By Bernadette Herrera
For over a decade, the legendary alternative rock duo Jack and Meg White, who performed under the moniker The White Stripes, ceaselessly captivated fans with their godlike rock-and-roll presence. Even after finally calling it quits on February 2, The White Stripes continue their legacy in the hearts of their many fans.
The White Stripes announced their unexpected breakup in a casual manner, releasing a lengthy farewell statement on the front page of their website for everyone who randomly visits their page to see. The message confirmed that the band “has officially ended and will make no further new recordings or perform live.”
Just like that, The White Stripes are no longer together—no giant press release and most certainly no farewell tour as a one last effort to collect profit. The band’s breakup has been heartbreaking news for fans around the world, but Jack and Meg White claim that their intentions were all for the best.
According to The White Stripes’ official website, the band broke up “for a myriad of reasons, but mostly to preserve what is beautiful and special about the band and have it stay that way.”
In addition, they attempted to clarify on their website that “the reason is not due to artistic differences or lack of wanting to continue, nor any health issues.”
Prior to the breakup, fans were optimistic about the future of The White Stripes.

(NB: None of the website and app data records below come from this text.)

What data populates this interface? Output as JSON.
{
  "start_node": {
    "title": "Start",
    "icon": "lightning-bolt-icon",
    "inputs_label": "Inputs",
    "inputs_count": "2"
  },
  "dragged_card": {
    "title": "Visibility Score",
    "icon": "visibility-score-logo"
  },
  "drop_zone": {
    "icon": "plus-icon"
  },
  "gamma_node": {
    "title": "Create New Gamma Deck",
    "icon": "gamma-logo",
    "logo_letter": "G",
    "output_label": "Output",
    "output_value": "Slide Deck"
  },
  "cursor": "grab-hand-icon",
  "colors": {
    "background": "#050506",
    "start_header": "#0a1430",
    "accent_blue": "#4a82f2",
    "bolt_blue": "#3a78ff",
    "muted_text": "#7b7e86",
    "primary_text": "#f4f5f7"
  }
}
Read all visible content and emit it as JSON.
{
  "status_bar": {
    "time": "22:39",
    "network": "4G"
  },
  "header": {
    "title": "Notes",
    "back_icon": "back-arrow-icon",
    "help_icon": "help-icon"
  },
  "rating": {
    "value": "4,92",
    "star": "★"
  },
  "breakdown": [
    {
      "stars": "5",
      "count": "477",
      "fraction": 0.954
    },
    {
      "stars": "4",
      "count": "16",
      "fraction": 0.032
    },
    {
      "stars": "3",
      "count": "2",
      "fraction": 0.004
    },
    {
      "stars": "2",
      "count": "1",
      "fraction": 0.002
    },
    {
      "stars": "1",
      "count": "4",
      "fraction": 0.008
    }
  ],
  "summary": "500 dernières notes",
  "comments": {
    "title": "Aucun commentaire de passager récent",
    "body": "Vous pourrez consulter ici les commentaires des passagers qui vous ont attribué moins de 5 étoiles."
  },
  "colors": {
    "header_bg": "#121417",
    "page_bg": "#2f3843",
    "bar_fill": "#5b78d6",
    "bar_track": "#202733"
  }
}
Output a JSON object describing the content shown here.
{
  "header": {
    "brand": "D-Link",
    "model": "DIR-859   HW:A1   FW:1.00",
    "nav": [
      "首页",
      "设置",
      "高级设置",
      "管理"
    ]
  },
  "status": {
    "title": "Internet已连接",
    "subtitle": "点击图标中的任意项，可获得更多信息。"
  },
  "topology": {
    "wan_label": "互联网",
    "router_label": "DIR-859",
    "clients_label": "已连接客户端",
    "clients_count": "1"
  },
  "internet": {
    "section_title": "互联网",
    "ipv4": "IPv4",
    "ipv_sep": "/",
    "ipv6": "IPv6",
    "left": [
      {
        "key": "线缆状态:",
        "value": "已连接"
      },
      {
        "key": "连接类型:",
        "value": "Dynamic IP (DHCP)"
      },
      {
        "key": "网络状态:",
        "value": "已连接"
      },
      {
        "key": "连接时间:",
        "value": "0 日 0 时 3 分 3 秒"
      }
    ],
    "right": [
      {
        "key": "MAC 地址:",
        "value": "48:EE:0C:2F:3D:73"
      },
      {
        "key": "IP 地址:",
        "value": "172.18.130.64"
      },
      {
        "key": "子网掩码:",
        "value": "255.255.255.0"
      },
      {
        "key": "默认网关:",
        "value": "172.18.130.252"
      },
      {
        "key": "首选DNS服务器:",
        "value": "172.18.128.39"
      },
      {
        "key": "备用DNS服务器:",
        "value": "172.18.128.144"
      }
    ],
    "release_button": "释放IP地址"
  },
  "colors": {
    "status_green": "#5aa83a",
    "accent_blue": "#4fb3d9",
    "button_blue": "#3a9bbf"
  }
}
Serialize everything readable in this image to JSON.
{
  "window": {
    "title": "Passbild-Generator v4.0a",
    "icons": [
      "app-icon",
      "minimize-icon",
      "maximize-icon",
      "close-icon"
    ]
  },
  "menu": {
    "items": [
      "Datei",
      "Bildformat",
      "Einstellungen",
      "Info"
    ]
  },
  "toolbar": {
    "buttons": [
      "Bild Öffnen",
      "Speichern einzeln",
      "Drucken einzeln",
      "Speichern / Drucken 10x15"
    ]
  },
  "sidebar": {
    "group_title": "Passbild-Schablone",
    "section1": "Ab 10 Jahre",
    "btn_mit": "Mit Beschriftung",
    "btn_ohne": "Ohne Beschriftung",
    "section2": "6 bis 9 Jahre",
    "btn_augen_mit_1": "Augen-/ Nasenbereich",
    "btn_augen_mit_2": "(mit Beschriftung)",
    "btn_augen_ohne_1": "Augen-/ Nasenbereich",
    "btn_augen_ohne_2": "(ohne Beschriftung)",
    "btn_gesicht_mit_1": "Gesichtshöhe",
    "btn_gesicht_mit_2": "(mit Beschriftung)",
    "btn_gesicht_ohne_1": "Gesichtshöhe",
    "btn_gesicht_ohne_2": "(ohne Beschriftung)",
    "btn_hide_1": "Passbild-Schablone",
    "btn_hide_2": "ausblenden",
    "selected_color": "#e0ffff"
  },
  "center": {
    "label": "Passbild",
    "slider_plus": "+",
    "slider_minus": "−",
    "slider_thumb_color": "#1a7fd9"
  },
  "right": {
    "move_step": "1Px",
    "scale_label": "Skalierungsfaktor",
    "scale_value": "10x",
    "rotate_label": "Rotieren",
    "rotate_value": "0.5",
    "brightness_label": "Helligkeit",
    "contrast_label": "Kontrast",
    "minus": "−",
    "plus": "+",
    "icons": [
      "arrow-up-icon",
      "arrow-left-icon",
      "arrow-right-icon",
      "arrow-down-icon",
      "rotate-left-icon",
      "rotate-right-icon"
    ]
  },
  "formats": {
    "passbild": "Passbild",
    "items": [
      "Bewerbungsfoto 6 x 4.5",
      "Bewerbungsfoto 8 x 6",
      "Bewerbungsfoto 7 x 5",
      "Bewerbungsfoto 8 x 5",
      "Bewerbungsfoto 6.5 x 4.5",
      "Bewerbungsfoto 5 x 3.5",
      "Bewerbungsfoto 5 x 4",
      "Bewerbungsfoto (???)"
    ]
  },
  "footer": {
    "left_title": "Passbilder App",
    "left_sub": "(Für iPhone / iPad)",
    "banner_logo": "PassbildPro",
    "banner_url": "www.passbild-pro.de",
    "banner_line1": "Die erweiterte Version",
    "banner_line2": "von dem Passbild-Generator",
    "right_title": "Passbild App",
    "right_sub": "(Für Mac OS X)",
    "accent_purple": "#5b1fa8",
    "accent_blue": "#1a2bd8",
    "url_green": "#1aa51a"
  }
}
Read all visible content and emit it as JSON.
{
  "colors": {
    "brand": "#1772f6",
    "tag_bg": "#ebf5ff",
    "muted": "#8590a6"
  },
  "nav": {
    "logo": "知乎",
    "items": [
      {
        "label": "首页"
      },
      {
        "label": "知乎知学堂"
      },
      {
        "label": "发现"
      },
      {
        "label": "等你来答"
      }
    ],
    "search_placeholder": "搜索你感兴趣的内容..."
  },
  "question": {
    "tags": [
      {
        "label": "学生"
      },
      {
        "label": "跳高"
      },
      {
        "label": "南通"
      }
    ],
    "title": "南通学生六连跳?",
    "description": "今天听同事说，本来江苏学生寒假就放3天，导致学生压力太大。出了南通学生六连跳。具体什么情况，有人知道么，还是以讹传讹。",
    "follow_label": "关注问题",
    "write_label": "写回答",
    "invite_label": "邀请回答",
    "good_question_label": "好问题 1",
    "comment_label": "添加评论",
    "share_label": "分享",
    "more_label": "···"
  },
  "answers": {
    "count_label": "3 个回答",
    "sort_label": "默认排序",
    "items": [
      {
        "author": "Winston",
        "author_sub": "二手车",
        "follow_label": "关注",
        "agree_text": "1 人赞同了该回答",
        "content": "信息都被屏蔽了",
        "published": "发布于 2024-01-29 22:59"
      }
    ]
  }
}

The band went on a temporary hiatus in 2007 due to Meg White’s anxiety disorder and was forced to cancel their tour. Many fans were disappointed as a result.
During an interview with Vanity Fair magazine last November, Jack White announced that The White Stripes are back in the studio. As a result, fans excitedly anticipated that the band would be coming out with a new album within the near future.
“My brother actually got tickets to see them on that tour that was canceled because of Meg,” said SAIC sophomore Jake Hellman. “I remember my ignorant self being like ‘whatever, they’ll be touring again soon.’ I’d punch myself if I ever said that again.”
Despite of the band’s fame, not all fans were especially shocked about their break up. SAIC sophomore Karissa Talanian, although an avid fan of The White Stripes, admitted that she was not surprised about the news.
“You can’t trust everything [Jack White] says. That man is sort of an enigma. He just does or says whatever he wants,” said Talanian.
The White Stripes adhered to their own rules. The news of their breakup was very sudden and unexpected, but they were not ostentatious about breaking the big news. Nevertheless, they still attracted plenty of attention worldwide.
The band has left a legacy for 14 years, leaving an impact in many people’s lives through their music. Talanian also derived inspiration from The White Stripes to make her own music.
“Jack White taught me how to play guitar. Meg White taught me how to play drums. And I cried for three days when they broke up,” said Talanian. “I’m over it now though. Whatever the reason is for the breakup, perhaps this is all for the best.”
Even if The White Stripes simply played their old hits on a farewell tour or in major festivals, such as Lollapalooza, people would still make an effort to see them— and tickets would sell fast.
Obviously, that did not happen for a reason. David Malitz, a writer for The Washington Post, accurately describes the situation in his article: Jack White “always seemed to respect rock-and-roll a little too much to do something so cliché.”
Jack White is currently involved in other bands, such as The Dead Weather and The Raconteurs. Since The White Stripes’ hiatus in 2007, Jack White was able to tour with his other projects and release multiple albums.
“I never got into The White Stripes, but many of my friends love them, said SAIC sophomore Hanna Ayers. “I know that Jack White pretty much owns the band, and Meg can’t play drums. I enjoy Jack White’s other endeavors, but I don’t think he will be able to recreate the simple sounding complexities that The White Stripes achieved.”
To conclude their announcement, The White Stripes decided to leave their fans with this final message: “The White Stripes do not belong to Meg and Jack anymore. The White Stripes belong to you now and you can do with it whatever you want. The beauty of art and music is that it can last forever if people want it to. Thank you for sharing this experience. Your involvement will never be lost on us and we are truly grateful.”
In February 2011, The White Stripes won a Grammy for Best Boxed or Special Limited Edition Package for the design of their documentary and live album boxed set titled The White Stripes Under Great White Northern Lights. Their record label will continue to put out unreleased live and studio recordings, but otherwise, fans will just have to keep playing their six studio recordings from 1999–2007.